I’ve been reading this really interesting article at Hack the Planet: “Route around the labels”, which describes a form of voluntary payment scheme for MP3s. To be honest, I’ve read it a couple of times and some of the technical aspects escape me (I’m tired, OK?).

Anyway, I was thinking about it, and it occurred to me that I couldn’t see why this system couldn’t be adapted to preserve copyright integrity and get people to pay for music. I know a lot of people don’t like this idea, but in the whole Napster vs Metallica debate, I have to confess I think I’m somewhere in the middle.

Let me go into a little detail about my idea (which isn’t that different from the one at Hack the Planet, I fear). Imagine a company that sells/distributes decent, trusted encryption software – say for example PGP. If they wanted to, they could produce a PGP enabled MP3 player, which decrypted on the fly. The individual puts their public “PGMP3″ key into a PGMP3 server. Then when they select an MP3 they want to download, it is encrypted according to their public key, sent to them and can only be listened to on the PGMP3 player which contains their private key.


  • What if you want to listen to them on more than one computer?
    As long as you have your own private key, you can put it on whatever piece of software/players you like. However since the MP3 is encoded using your public key, ONLY software/players with your private key in them will be able to play it.
  • What’s to stop people disseminating private keys?
    You make the private key like the PIN number of a bank account – the private key is generated for you when you sign up to buy music from a record company. This is attached to your user name, which uses that 1-Click nonsense to allow you to buy the music you want. The crucial part is that you have to give a credit card number when you get the private key and you can only buy stuff using it as well. Thus if your private key is gone, anyone can buy music using your credit card. That’ll discourage people.

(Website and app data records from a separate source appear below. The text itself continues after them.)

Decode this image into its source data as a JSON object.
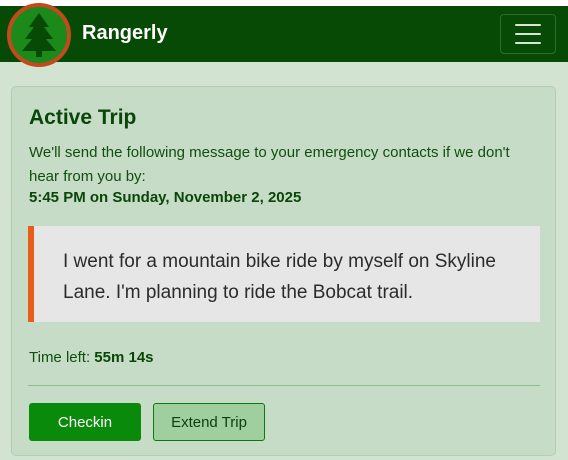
{
  "nav": {
    "brand": "Rangerly",
    "logo_icon": "pine-tree-icon",
    "menu_icon": "hamburger-menu-icon"
  },
  "trip": {
    "title": "Active Trip",
    "intro": "We'll send the following message to your emergency contacts if we don't hear from you by:",
    "deadline": "5:45 PM on Sunday, November 2, 2025",
    "message": "I went for a mountain bike ride by myself on Skyline Lane. I'm planning to ride the Bobcat trail.",
    "time_left_label": "Time left:",
    "time_left_value": "55m 14s"
  },
  "actions": {
    "checkin_label": "Checkin",
    "extend_label": "Extend Trip"
  },
  "colors": {
    "navbar": "#064a06",
    "page_bg": "#d3e3d2",
    "card_bg": "#c6dcc6",
    "accent_border": "#e85d17",
    "primary_button": "#0a8a0a",
    "secondary_button": "#9fcf9f"
  }
}
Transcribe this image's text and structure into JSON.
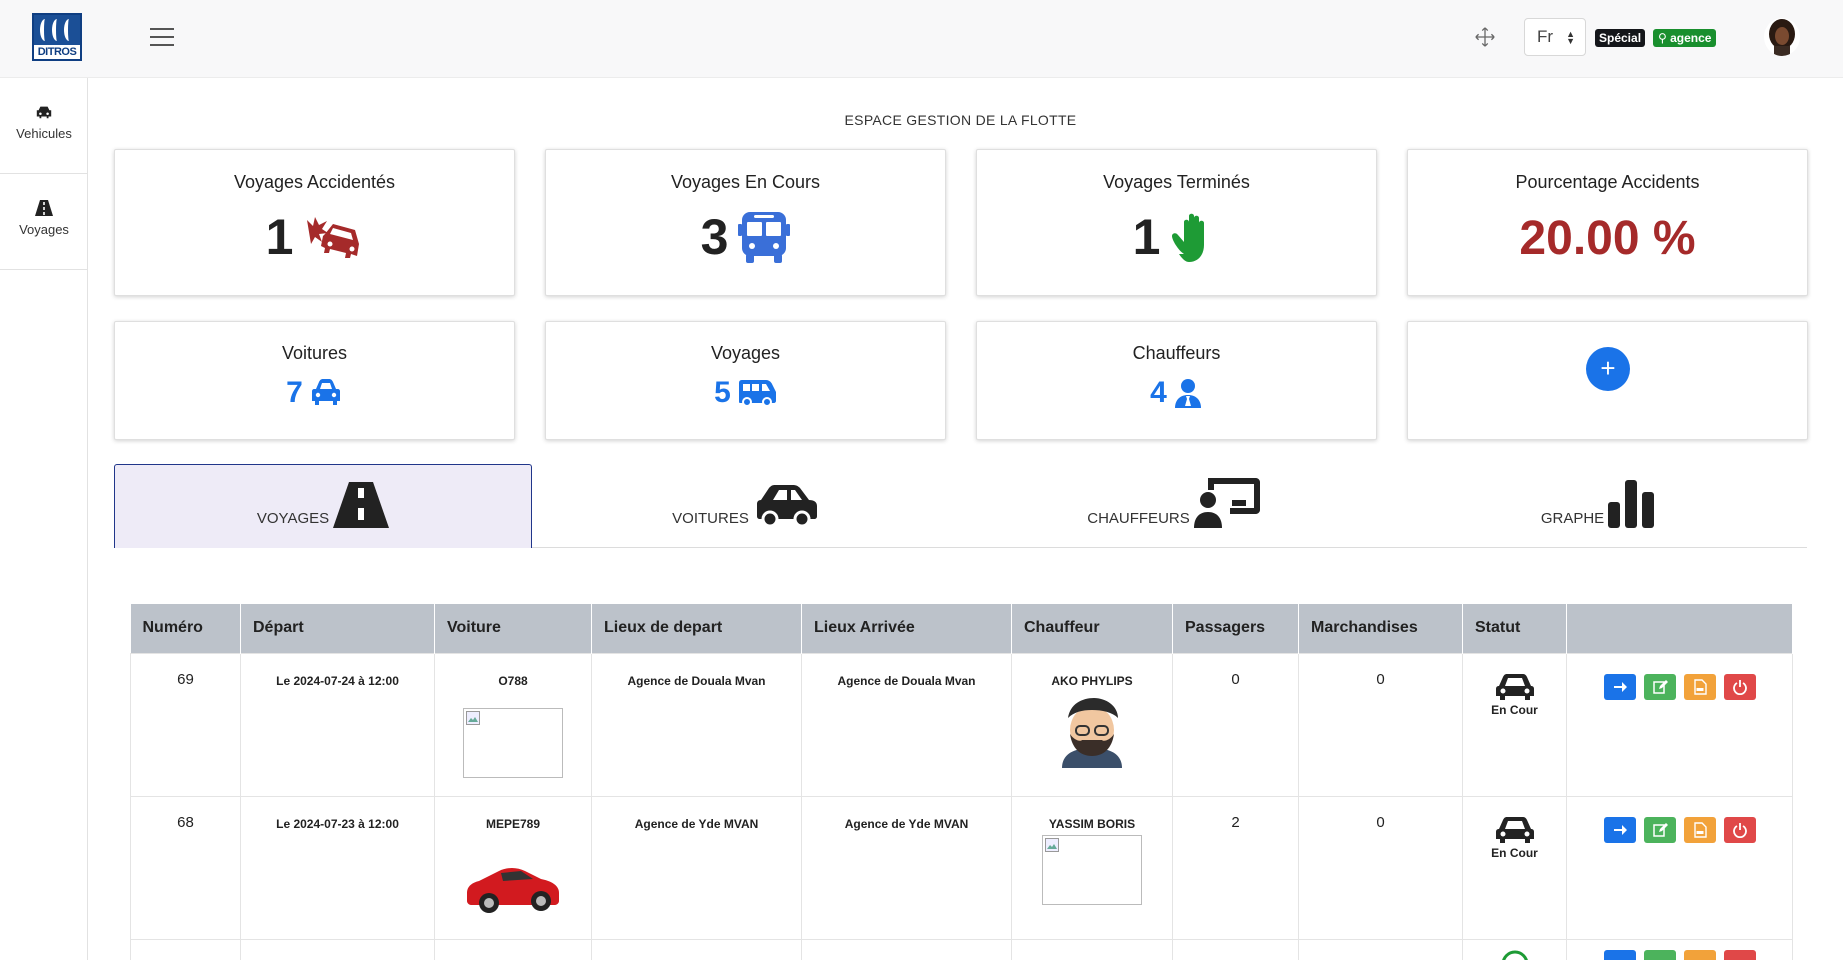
{
  "header": {
    "logo_text": "DITROS",
    "lang": "Fr",
    "badge_special": "Spécial",
    "badge_agence": "agence"
  },
  "sidebar": {
    "items": [
      {
        "label": "Vehicules",
        "icon": "car-icon"
      },
      {
        "label": "Voyages",
        "icon": "road-icon"
      }
    ]
  },
  "page": {
    "title": "ESPACE GESTION DE LA FLOTTE"
  },
  "stats_top": [
    {
      "title": "Voyages Accidentés",
      "value": "1",
      "icon": "car-crash-icon",
      "icon_color": "#a52a2a"
    },
    {
      "title": "Voyages En Cours",
      "value": "3",
      "icon": "bus-icon",
      "icon_color": "#3a6fd8"
    },
    {
      "title": "Voyages Terminés",
      "value": "1",
      "icon": "hand-icon",
      "icon_color": "#1e9b35"
    },
    {
      "title": "Pourcentage Accidents",
      "value": "20.00 %"
    }
  ],
  "stats_bottom": [
    {
      "title": "Voitures",
      "value": "7",
      "icon": "car-icon"
    },
    {
      "title": "Voyages",
      "value": "5",
      "icon": "van-icon"
    },
    {
      "title": "Chauffeurs",
      "value": "4",
      "icon": "user-tie-icon"
    }
  ],
  "add_button": "+",
  "tabs": [
    {
      "label": "VOYAGES",
      "icon": "road-icon",
      "active": true
    },
    {
      "label": "VOITURES",
      "icon": "car-side-icon",
      "active": false
    },
    {
      "label": "CHAUFFEURS",
      "icon": "chalkboard-user-icon",
      "active": false
    },
    {
      "label": "GRAPHE",
      "icon": "bar-chart-icon",
      "active": false
    }
  ],
  "table": {
    "headers": [
      "Numéro",
      "Départ",
      "Voiture",
      "Lieux de depart",
      "Lieux Arrivée",
      "Chauffeur",
      "Passagers",
      "Marchandises",
      "Statut",
      ""
    ],
    "rows": [
      {
        "numero": "69",
        "depart": "Le 2024-07-24 à 12:00",
        "voiture": "O788",
        "lieu_depart": "Agence de Douala Mvan",
        "lieu_arrivee": "Agence de Douala Mvan",
        "chauffeur": "AKO PHYLIPS",
        "passagers": "0",
        "marchandises": "0",
        "statut": "En Cour"
      },
      {
        "numero": "68",
        "depart": "Le 2024-07-23 à 12:00",
        "voiture": "MEPE789",
        "lieu_depart": "Agence de Yde MVAN",
        "lieu_arrivee": "Agence de Yde MVAN",
        "chauffeur": "YASSIM BORIS",
        "passagers": "2",
        "marchandises": "0",
        "statut": "En Cour"
      }
    ]
  },
  "colors": {
    "primary": "#1a73e8",
    "danger": "#a52a2a",
    "success": "#1e9b35",
    "table_header": "#bcc2ca"
  }
}
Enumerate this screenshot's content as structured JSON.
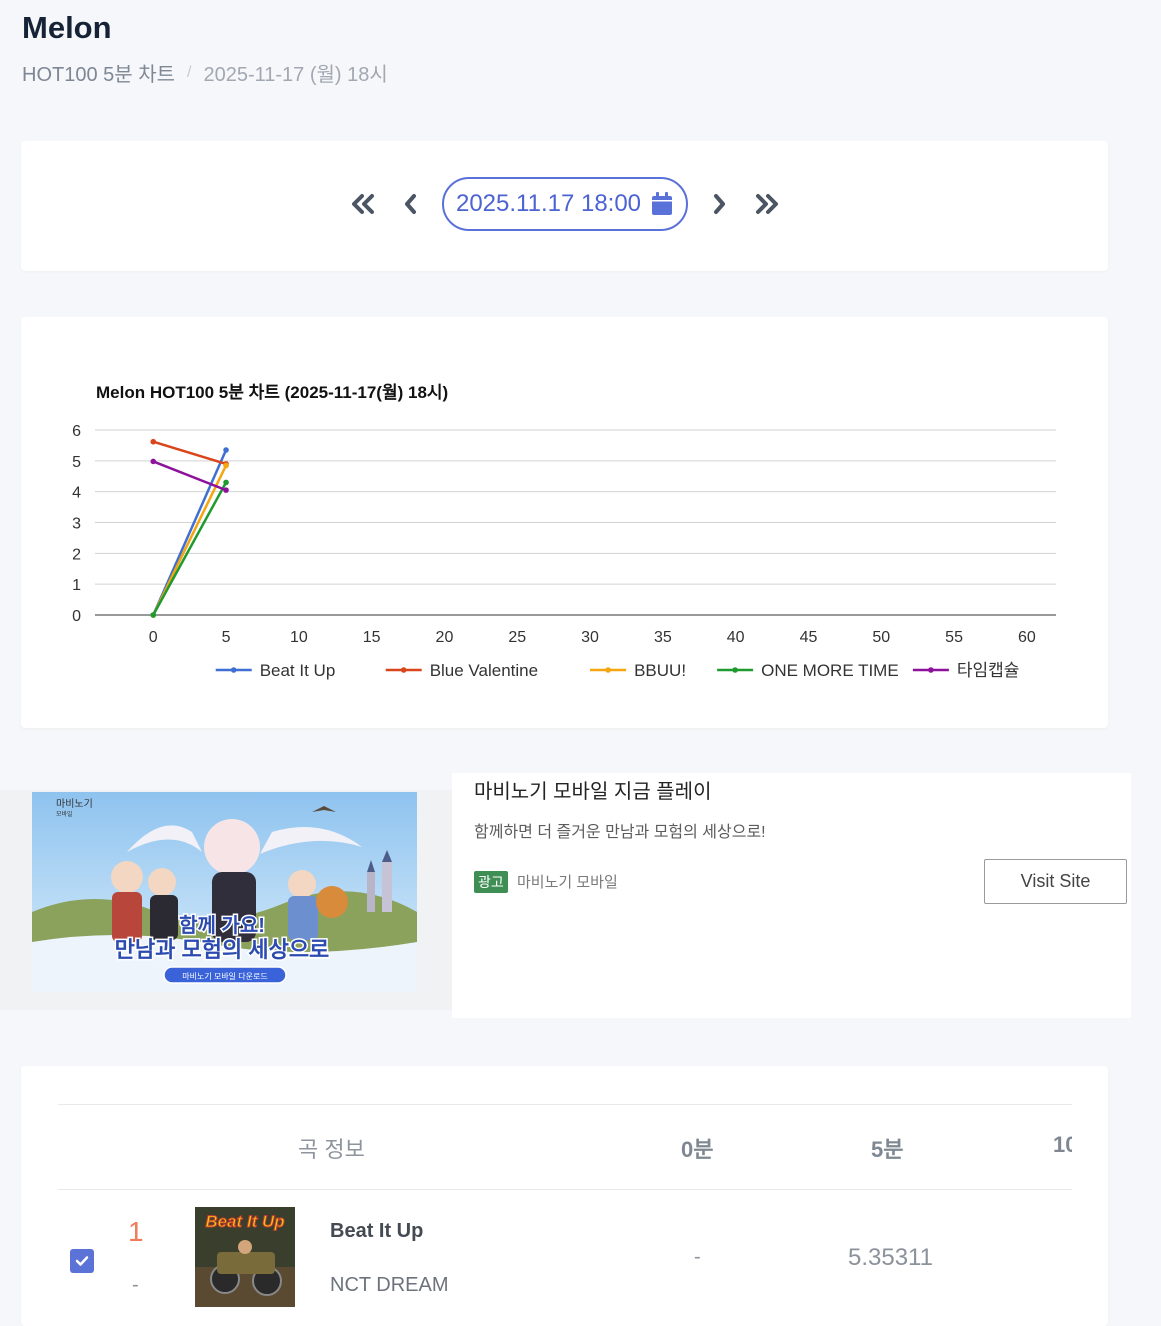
{
  "header": {
    "title": "Melon",
    "breadcrumb": [
      "HOT100 5분 차트",
      "2025-11-17 (월) 18시"
    ]
  },
  "date_nav": {
    "current": "2025.11.17 18:00"
  },
  "chart_data": {
    "type": "line",
    "title": "Melon HOT100 5분 차트 (2025-11-17(월) 18시)",
    "xlabel": "",
    "ylabel": "",
    "x_ticks": [
      0,
      5,
      10,
      15,
      20,
      25,
      30,
      35,
      40,
      45,
      50,
      55,
      60
    ],
    "y_ticks": [
      0,
      1,
      2,
      3,
      4,
      5,
      6
    ],
    "xlim": [
      -4,
      62
    ],
    "ylim": [
      0,
      6
    ],
    "legend_position": "bottom",
    "grid": true,
    "series": [
      {
        "name": "Beat It Up",
        "color": "#3f6fd0",
        "x": [
          0,
          5
        ],
        "y": [
          0,
          5.35
        ]
      },
      {
        "name": "Blue Valentine",
        "color": "#d9461c",
        "x": [
          0,
          5
        ],
        "y": [
          5.62,
          4.9
        ]
      },
      {
        "name": "BBUU!",
        "color": "#f5a50f",
        "x": [
          0,
          5
        ],
        "y": [
          0,
          4.85
        ]
      },
      {
        "name": "ONE MORE TIME",
        "color": "#1f9a2e",
        "x": [
          0,
          5
        ],
        "y": [
          0,
          4.3
        ]
      },
      {
        "name": "타임캡슐",
        "color": "#8d119c",
        "x": [
          0,
          5
        ],
        "y": [
          4.98,
          4.05
        ]
      }
    ]
  },
  "ad": {
    "title": "마비노기 모바일 지금 플레이",
    "description": "함께하면 더 즐거운 만남과 모험의 세상으로!",
    "badge": "광고",
    "advertiser": "마비노기 모바일",
    "cta": "Visit Site",
    "image": {
      "logo": "마비노기",
      "logo_sub": "모바일",
      "headline1": "함께 가요!",
      "headline2": "만남과 모험의 세상으로",
      "button": "마비노기 모바일 다운로드"
    }
  },
  "table": {
    "headers": [
      "곡 정보",
      "0분",
      "5분",
      "10"
    ],
    "rows": [
      {
        "checked": true,
        "rank": "1",
        "change": "-",
        "album_art_text": "Beat It Up",
        "title": "Beat It Up",
        "artist": "NCT DREAM",
        "m0": "-",
        "m5": "5.35311"
      }
    ]
  }
}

I mean – there are probably considerable technical issues I’ve neglected here, but it seems like a pretty reasonable and basic idea to me. Opinions?